● WHAT TO WORK ON
Which of the lines below include "Телефон"? Each one should be copied out.

● Component data from apps and pages
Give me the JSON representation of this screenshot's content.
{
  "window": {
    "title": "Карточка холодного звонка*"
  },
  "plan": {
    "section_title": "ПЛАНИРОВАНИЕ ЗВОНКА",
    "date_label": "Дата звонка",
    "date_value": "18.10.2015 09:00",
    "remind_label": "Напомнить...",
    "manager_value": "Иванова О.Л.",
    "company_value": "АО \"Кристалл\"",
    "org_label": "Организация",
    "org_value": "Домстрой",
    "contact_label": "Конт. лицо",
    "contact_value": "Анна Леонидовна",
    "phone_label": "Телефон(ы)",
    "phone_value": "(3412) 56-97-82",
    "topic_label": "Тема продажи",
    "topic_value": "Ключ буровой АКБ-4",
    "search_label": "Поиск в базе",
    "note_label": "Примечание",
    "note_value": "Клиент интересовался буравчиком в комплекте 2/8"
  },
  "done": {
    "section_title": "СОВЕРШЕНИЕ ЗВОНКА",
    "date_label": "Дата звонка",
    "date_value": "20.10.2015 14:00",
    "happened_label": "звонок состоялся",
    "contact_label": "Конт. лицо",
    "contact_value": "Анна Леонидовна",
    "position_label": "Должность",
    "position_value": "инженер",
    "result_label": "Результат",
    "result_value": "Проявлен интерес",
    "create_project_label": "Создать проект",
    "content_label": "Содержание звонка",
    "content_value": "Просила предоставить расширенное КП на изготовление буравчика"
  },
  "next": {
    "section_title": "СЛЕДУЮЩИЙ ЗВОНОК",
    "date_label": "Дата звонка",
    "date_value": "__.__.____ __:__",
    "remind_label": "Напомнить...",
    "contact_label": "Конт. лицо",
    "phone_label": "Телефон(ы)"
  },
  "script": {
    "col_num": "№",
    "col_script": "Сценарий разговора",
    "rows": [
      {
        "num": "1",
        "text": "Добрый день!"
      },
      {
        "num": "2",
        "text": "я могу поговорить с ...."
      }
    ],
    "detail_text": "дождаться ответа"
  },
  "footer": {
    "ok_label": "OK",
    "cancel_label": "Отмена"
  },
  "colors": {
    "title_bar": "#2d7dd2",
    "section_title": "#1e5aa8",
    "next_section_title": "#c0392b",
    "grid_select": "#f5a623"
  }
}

● PROBLEM SOLUTION
    "phone_label": "Телефон(ы)",
    "phone_label": "Телефон(ы)"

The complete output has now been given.